BEGIN Records for this task

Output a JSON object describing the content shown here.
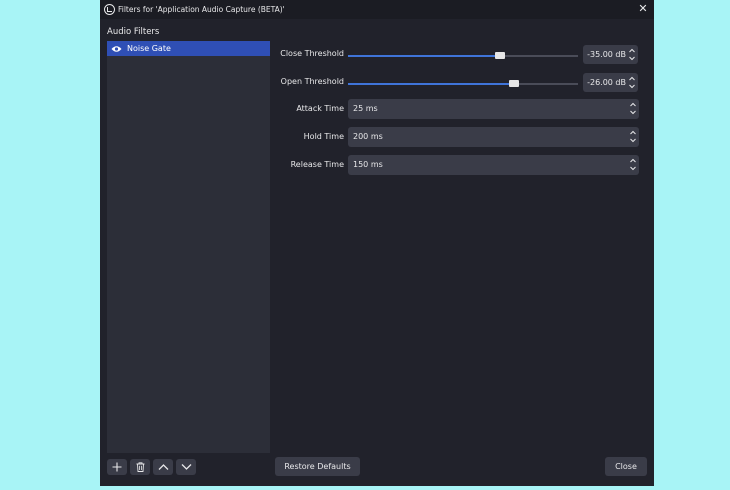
{
  "window": {
    "title": "Filters for 'Application Audio Capture (BETA)'",
    "close_icon": "close-icon"
  },
  "sidebar": {
    "heading": "Audio Filters",
    "items": [
      {
        "label": "Noise Gate",
        "icon": "eye-icon",
        "selected": true
      }
    ],
    "buttons": [
      "add-icon",
      "trash-icon",
      "arrow-up-icon",
      "arrow-down-icon"
    ]
  },
  "settings": {
    "close_threshold": {
      "label": "Close Threshold",
      "value": "-35.00 dB",
      "level": 0.66
    },
    "open_threshold": {
      "label": "Open Threshold",
      "value": "-26.00 dB",
      "level": 0.72
    },
    "attack_time": {
      "label": "Attack Time",
      "value": "25 ms"
    },
    "hold_time": {
      "label": "Hold Time",
      "value": "200 ms"
    },
    "release_time": {
      "label": "Release Time",
      "value": "150 ms"
    }
  },
  "footer": {
    "restore_label": "Restore Defaults",
    "close_label": "Close"
  },
  "colors": {
    "accent": "#3f74d9",
    "selection": "#2f4fb5",
    "background": "#21222b",
    "desktop": "#a8f4f6"
  }
}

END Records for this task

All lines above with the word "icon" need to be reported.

**Response**
    "close_icon": "close-icon"
        "icon": "eye-icon",
      "add-icon",
      "trash-icon",
      "arrow-up-icon",
      "arrow-down-icon"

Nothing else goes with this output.